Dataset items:
==============================

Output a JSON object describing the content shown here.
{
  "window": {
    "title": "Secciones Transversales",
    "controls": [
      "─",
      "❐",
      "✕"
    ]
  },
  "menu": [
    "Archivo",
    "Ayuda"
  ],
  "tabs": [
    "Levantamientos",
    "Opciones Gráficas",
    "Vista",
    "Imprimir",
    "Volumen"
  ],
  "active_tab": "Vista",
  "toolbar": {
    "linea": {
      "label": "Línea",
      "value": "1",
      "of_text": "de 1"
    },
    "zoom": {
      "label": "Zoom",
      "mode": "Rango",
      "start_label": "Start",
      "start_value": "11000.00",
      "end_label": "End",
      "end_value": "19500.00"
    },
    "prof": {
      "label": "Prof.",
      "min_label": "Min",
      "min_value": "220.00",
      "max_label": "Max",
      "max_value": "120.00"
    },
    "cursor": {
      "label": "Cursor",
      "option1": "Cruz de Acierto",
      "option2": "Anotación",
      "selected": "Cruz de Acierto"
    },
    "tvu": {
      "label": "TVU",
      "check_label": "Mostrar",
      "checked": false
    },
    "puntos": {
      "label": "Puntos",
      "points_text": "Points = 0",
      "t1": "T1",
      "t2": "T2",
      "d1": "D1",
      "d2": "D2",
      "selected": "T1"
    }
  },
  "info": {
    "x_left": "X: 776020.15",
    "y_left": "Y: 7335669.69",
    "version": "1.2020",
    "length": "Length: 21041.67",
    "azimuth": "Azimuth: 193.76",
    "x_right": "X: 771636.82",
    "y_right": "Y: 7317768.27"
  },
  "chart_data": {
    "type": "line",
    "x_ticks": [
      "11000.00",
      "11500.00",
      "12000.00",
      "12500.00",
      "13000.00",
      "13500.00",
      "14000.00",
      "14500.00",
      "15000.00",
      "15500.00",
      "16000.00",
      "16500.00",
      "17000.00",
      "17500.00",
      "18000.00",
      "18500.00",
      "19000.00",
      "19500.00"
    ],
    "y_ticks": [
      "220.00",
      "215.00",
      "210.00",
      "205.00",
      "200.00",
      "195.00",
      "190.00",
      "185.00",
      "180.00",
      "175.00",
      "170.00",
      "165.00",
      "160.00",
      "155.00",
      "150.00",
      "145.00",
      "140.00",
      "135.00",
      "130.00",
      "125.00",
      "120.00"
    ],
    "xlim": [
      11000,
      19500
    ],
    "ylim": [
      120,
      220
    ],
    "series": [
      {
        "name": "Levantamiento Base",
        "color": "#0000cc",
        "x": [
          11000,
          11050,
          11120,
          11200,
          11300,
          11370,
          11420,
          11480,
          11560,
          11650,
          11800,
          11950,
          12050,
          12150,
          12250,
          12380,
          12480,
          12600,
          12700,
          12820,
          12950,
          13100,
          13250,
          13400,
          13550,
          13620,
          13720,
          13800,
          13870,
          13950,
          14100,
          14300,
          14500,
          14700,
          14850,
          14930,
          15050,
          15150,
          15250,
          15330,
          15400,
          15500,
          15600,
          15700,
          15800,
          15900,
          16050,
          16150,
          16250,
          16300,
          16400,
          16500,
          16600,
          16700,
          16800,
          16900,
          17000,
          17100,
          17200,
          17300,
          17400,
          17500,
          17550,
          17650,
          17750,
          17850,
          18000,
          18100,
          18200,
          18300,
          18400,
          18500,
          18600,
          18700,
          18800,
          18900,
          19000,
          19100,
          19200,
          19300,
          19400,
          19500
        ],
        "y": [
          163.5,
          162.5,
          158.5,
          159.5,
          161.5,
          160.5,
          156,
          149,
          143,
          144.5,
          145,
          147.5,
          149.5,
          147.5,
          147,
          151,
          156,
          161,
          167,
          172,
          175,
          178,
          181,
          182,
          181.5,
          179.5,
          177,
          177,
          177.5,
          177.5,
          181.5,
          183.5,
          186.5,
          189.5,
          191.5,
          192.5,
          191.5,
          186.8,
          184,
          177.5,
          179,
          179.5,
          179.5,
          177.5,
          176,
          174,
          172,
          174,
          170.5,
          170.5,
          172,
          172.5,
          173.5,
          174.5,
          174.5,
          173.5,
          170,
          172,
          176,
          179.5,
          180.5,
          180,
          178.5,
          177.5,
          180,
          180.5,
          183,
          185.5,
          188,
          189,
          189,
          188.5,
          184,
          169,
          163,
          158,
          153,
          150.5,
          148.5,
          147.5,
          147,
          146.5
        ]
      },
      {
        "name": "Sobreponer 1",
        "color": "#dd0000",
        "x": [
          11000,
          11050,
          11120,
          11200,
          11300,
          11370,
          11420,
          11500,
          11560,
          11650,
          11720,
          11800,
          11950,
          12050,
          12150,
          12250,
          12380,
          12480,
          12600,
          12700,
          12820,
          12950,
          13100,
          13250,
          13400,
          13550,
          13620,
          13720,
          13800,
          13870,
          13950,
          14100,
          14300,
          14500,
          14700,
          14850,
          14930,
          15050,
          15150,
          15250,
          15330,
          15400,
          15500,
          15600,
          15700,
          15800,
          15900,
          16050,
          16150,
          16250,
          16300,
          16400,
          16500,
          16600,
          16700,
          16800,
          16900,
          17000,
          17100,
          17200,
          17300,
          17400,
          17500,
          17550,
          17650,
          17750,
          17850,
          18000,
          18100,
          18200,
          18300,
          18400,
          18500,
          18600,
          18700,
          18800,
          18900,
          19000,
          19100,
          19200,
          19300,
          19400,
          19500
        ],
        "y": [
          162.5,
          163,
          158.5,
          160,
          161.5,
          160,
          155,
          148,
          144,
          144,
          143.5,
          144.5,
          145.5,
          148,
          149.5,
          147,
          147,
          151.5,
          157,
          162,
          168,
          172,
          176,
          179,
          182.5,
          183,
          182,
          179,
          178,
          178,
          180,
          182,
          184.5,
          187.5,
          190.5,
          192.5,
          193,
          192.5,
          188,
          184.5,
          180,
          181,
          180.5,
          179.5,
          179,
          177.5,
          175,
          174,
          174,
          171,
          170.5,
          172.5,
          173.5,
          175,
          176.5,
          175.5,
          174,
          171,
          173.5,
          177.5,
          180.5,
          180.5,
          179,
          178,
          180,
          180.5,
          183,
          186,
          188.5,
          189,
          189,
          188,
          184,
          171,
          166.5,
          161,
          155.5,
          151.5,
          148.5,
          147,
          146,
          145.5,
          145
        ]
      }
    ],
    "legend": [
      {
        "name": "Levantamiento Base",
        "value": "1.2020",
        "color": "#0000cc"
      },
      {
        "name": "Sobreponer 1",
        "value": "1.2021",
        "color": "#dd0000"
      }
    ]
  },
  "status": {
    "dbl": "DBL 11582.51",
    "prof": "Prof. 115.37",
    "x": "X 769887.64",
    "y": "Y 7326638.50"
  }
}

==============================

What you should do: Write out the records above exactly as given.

Result for this task:
Output a JSON object describing the content shown here.
{
  "window": {
    "title": "Secciones Transversales",
    "controls": [
      "─",
      "❐",
      "✕"
    ]
  },
  "menu": [
    "Archivo",
    "Ayuda"
  ],
  "tabs": [
    "Levantamientos",
    "Opciones Gráficas",
    "Vista",
    "Imprimir",
    "Volumen"
  ],
  "active_tab": "Vista",
  "toolbar": {
    "linea": {
      "label": "Línea",
      "value": "1",
      "of_text": "de 1"
    },
    "zoom": {
      "label": "Zoom",
      "mode": "Rango",
      "start_label": "Start",
      "start_value": "11000.00",
      "end_label": "End",
      "end_value": "19500.00"
    },
    "prof": {
      "label": "Prof.",
      "min_label": "Min",
      "min_value": "220.00",
      "max_label": "Max",
      "max_value": "120.00"
    },
    "cursor": {
      "label": "Cursor",
      "option1": "Cruz de Acierto",
      "option2": "Anotación",
      "selected": "Cruz de Acierto"
    },
    "tvu": {
      "label": "TVU",
      "check_label": "Mostrar",
      "checked": false
    },
    "puntos": {
      "label": "Puntos",
      "points_text": "Points = 0",
      "t1": "T1",
      "t2": "T2",
      "d1": "D1",
      "d2": "D2",
      "selected": "T1"
    }
  },
  "info": {
    "x_left": "X: 776020.15",
    "y_left": "Y: 7335669.69",
    "version": "1.2020",
    "length": "Length: 21041.67",
    "azimuth": "Azimuth: 193.76",
    "x_right": "X: 771636.82",
    "y_right": "Y: 7317768.27"
  },
  "chart_data": {
    "type": "line",
    "x_ticks": [
      "11000.00",
      "11500.00",
      "12000.00",
      "12500.00",
      "13000.00",
      "13500.00",
      "14000.00",
      "14500.00",
      "15000.00",
      "15500.00",
      "16000.00",
      "16500.00",
      "17000.00",
      "17500.00",
      "18000.00",
      "18500.00",
      "19000.00",
      "19500.00"
    ],
    "y_ticks": [
      "220.00",
      "215.00",
      "210.00",
      "205.00",
      "200.00",
      "195.00",
      "190.00",
      "185.00",
      "180.00",
      "175.00",
      "170.00",
      "165.00",
      "160.00",
      "155.00",
      "150.00",
      "145.00",
      "140.00",
      "135.00",
      "130.00",
      "125.00",
      "120.00"
    ],
    "xlim": [
      11000,
      19500
    ],
    "ylim": [
      120,
      220
    ],
    "series": [
      {
        "name": "Levantamiento Base",
        "color": "#0000cc",
        "x": [
          11000,
          11050,
          11120,
          11200,
          11300,
          11370,
          11420,
          11480,
          11560,
          11650,
          11800,
          11950,
          12050,
          12150,
          12250,
          12380,
          12480,
          12600,
          12700,
          12820,
          12950,
          13100,
          13250,
          13400,
          13550,
          13620,
          13720,
          13800,
          13870,
          13950,
          14100,
          14300,
          14500,
          14700,
          14850,
          14930,
          15050,
          15150,
          15250,
          15330,
          15400,
          15500,
          15600,
          15700,
          15800,
          15900,
          16050,
          16150,
          16250,
          16300,
          16400,
          16500,
          16600,
          16700,
          16800,
          16900,
          17000,
          17100,
          17200,
          17300,
          17400,
          17500,
          17550,
          17650,
          17750,
          17850,
          18000,
          18100,
          18200,
          18300,
          18400,
          18500,
          18600,
          18700,
          18800,
          18900,
          19000,
          19100,
          19200,
          19300,
          19400,
          19500
        ],
        "y": [
          163.5,
          162.5,
          158.5,
          159.5,
          161.5,
          160.5,
          156,
          149,
          143,
          144.5,
          145,
          147.5,
          149.5,
          147.5,
          147,
          151,
          156,
          161,
          167,
          172,
          175,
          178,
          181,
          182,
          181.5,
          179.5,
          177,
          177,
          177.5,
          177.5,
          181.5,
          183.5,
          186.5,
          189.5,
          191.5,
          192.5,
          191.5,
          186.8,
          184,
          177.5,
          179,
          179.5,
          179.5,
          177.5,
          176,
          174,
          172,
          174,
          170.5,
          170.5,
          172,
          172.5,
          173.5,
          174.5,
          174.5,
          173.5,
          170,
          172,
          176,
          179.5,
          180.5,
          180,
          178.5,
          177.5,
          180,
          180.5,
          183,
          185.5,
          188,
          189,
          189,
          188.5,
          184,
          169,
          163,
          158,
          153,
          150.5,
          148.5,
          147.5,
          147,
          146.5
        ]
      },
      {
        "name": "Sobreponer 1",
        "color": "#dd0000",
        "x": [
          11000,
          11050,
          11120,
          11200,
          11300,
          11370,
          11420,
          11500,
          11560,
          11650,
          11720,
          11800,
          11950,
          12050,
          12150,
          12250,
          12380,
          12480,
          12600,
          12700,
          12820,
          12950,
          13100,
          13250,
          13400,
          13550,
          13620,
          13720,
          13800,
          13870,
          13950,
          14100,
          14300,
          14500,
          14700,
          14850,
          14930,
          15050,
          15150,
          15250,
          15330,
          15400,
          15500,
          15600,
          15700,
          15800,
          15900,
          16050,
          16150,
          16250,
          16300,
          16400,
          16500,
          16600,
          16700,
          16800,
          16900,
          17000,
          17100,
          17200,
          17300,
          17400,
          17500,
          17550,
          17650,
          17750,
          17850,
          18000,
          18100,
          18200,
          18300,
          18400,
          18500,
          18600,
          18700,
          18800,
          18900,
          19000,
          19100,
          19200,
          19300,
          19400,
          19500
        ],
        "y": [
          162.5,
          163,
          158.5,
          160,
          161.5,
          160,
          155,
          148,
          144,
          144,
          143.5,
          144.5,
          145.5,
          148,
          149.5,
          147,
          147,
          151.5,
          157,
          162,
          168,
          172,
          176,
          179,
          182.5,
          183,
          182,
          179,
          178,
          178,
          180,
          182,
          184.5,
          187.5,
          190.5,
          192.5,
          193,
          192.5,
          188,
          184.5,
          180,
          181,
          180.5,
          179.5,
          179,
          177.5,
          175,
          174,
          174,
          171,
          170.5,
          172.5,
          173.5,
          175,
          176.5,
          175.5,
          174,
          171,
          173.5,
          177.5,
          180.5,
          180.5,
          179,
          178,
          180,
          180.5,
          183,
          186,
          188.5,
          189,
          189,
          188,
          184,
          171,
          166.5,
          161,
          155.5,
          151.5,
          148.5,
          147,
          146,
          145.5,
          145
        ]
      }
    ],
    "legend": [
      {
        "name": "Levantamiento Base",
        "value": "1.2020",
        "color": "#0000cc"
      },
      {
        "name": "Sobreponer 1",
        "value": "1.2021",
        "color": "#dd0000"
      }
    ]
  },
  "status": {
    "dbl": "DBL 11582.51",
    "prof": "Prof. 115.37",
    "x": "X 769887.64",
    "y": "Y 7326638.50"
  }
}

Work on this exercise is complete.